• Goal of the exercise
Where the string "information" occurs in a line of the data below, that line should be copied.

• Task material

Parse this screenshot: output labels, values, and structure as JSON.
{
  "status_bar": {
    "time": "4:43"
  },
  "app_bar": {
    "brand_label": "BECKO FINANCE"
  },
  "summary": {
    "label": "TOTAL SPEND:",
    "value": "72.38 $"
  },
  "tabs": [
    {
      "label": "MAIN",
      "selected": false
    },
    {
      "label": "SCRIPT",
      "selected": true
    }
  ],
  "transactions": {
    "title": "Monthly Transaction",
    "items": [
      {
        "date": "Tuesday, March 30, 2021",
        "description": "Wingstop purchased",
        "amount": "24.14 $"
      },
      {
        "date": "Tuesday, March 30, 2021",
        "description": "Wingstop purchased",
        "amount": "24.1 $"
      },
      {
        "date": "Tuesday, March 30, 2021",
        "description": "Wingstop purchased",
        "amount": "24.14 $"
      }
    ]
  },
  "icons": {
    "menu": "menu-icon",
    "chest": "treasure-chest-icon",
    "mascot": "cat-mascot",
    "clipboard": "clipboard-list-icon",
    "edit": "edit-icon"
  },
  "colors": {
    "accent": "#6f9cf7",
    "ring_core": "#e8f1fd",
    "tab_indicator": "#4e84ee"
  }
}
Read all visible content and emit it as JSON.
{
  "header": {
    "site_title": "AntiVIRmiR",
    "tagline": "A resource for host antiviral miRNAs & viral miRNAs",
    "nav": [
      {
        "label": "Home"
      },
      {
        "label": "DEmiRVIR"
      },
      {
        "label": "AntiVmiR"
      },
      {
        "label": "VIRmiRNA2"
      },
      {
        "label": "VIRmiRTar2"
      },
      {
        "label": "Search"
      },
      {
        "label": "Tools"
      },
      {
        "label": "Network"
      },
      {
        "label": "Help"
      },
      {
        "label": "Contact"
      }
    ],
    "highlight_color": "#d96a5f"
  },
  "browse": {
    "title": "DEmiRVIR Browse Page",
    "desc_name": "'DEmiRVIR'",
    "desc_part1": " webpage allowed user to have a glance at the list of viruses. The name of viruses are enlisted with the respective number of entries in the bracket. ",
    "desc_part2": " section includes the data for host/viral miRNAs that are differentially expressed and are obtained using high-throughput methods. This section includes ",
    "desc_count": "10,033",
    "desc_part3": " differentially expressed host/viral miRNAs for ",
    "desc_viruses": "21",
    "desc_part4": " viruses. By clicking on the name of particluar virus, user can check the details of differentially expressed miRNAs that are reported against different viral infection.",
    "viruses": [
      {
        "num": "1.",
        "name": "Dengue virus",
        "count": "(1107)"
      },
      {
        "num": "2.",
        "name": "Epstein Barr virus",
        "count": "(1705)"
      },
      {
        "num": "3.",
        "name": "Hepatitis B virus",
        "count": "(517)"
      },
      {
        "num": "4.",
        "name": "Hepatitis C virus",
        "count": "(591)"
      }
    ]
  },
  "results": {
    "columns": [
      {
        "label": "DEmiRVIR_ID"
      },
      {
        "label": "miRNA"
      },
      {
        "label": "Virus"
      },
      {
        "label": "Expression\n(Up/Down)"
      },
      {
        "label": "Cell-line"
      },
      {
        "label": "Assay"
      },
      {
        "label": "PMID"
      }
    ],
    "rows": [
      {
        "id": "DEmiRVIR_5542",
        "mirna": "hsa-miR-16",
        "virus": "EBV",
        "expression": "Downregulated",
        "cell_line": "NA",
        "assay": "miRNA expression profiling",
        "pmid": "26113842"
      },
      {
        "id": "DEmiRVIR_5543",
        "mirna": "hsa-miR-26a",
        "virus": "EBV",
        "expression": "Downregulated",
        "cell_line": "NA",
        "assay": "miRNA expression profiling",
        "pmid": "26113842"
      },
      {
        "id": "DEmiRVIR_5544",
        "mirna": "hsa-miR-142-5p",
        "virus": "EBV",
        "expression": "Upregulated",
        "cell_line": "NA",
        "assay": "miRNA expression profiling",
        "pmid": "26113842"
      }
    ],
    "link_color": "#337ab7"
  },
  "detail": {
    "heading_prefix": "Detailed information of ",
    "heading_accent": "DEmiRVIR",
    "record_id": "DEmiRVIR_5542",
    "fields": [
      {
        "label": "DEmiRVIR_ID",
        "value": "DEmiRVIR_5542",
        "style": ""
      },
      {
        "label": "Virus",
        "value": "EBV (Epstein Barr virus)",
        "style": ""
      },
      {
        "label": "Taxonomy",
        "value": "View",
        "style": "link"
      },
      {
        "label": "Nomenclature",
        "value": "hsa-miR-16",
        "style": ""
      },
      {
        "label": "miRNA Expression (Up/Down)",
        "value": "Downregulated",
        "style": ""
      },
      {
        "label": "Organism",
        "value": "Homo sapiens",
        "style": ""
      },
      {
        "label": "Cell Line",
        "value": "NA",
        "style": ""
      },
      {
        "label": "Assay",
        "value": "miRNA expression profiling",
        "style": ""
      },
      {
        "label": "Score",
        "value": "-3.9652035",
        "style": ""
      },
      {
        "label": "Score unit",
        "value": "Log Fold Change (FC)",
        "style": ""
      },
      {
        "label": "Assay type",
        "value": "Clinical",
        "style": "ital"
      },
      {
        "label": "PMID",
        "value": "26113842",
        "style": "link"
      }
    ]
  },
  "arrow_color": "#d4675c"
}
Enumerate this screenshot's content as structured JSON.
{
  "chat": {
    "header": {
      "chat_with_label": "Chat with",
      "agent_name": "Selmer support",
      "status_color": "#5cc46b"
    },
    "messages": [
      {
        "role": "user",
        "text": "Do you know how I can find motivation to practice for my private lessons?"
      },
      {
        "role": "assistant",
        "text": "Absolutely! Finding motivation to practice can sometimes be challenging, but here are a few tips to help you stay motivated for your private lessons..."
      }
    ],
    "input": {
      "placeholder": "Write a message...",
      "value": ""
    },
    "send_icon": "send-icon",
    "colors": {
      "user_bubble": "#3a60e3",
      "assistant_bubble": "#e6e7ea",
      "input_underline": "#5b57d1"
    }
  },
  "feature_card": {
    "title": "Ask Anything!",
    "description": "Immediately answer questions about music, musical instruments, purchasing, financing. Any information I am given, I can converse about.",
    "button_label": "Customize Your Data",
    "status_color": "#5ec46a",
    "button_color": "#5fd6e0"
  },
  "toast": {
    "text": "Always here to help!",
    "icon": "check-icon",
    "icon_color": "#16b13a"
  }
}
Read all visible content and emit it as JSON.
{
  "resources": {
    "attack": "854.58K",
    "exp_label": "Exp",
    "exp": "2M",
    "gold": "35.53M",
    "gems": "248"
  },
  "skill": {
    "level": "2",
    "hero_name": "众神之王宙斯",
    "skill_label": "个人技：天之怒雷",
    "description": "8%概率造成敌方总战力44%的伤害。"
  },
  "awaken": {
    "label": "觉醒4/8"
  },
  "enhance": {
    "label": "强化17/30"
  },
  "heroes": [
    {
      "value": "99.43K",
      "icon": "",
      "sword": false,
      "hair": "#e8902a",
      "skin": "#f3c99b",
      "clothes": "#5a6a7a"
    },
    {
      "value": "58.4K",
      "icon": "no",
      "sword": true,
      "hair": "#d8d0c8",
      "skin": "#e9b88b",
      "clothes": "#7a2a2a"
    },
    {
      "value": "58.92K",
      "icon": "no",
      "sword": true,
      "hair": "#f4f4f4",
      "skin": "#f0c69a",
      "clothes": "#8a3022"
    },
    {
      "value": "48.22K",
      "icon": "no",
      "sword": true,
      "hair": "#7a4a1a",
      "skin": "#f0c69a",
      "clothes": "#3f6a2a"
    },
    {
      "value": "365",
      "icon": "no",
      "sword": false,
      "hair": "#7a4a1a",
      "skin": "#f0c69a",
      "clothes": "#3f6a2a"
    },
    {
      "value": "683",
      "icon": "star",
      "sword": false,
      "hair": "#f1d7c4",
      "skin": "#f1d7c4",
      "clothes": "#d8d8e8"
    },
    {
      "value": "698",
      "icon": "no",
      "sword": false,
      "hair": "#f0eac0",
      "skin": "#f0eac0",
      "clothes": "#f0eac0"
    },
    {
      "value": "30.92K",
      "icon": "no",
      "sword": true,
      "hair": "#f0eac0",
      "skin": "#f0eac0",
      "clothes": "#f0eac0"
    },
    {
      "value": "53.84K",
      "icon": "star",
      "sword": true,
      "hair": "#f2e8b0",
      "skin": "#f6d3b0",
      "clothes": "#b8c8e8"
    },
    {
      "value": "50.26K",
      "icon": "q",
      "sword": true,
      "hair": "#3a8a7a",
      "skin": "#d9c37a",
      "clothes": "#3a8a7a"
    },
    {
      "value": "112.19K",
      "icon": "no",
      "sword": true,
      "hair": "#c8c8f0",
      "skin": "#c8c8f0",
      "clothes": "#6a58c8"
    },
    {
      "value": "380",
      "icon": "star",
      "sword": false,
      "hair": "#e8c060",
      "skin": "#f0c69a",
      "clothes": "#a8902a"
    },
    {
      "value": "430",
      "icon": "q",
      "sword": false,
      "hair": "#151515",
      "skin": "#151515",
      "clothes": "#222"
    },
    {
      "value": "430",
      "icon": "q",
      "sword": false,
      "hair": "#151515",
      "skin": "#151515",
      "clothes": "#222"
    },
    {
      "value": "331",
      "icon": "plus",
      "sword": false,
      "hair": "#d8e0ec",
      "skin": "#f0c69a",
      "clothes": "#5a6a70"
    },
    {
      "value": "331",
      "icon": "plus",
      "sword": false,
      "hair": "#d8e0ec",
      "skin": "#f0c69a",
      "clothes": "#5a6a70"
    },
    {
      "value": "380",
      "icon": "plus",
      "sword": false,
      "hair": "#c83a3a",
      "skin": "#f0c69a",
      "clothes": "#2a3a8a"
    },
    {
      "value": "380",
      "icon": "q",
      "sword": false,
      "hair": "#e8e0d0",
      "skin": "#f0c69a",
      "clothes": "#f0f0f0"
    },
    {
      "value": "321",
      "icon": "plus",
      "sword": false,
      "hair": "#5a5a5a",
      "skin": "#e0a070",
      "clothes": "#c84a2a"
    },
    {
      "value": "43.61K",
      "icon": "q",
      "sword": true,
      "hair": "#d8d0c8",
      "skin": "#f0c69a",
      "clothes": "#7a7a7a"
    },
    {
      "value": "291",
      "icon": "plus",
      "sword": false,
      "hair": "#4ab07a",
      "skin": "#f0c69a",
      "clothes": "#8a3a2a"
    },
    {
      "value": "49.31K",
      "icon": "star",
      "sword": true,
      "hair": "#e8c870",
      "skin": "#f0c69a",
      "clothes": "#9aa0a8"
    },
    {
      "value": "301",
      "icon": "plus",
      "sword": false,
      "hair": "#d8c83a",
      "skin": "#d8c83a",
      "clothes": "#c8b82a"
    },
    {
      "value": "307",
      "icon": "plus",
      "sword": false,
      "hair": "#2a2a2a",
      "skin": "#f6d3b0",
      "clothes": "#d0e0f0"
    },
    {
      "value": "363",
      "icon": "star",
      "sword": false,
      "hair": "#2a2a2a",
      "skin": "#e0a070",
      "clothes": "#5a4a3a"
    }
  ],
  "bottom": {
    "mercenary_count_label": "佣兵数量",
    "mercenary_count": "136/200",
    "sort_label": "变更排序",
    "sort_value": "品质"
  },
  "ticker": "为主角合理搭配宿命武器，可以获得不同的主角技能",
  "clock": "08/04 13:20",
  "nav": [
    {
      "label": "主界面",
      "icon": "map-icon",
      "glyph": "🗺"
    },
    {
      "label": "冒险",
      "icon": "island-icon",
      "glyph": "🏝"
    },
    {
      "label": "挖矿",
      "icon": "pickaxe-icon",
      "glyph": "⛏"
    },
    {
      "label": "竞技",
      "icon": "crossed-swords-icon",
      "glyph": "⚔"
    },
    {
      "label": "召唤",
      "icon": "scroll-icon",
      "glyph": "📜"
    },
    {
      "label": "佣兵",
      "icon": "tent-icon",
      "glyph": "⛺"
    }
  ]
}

• Your solution
    "heading_prefix": "Detailed information of ",
    "description": "Immediately answer questions about music, musical instruments, purchasing, financing. Any information I am given, I can converse about.",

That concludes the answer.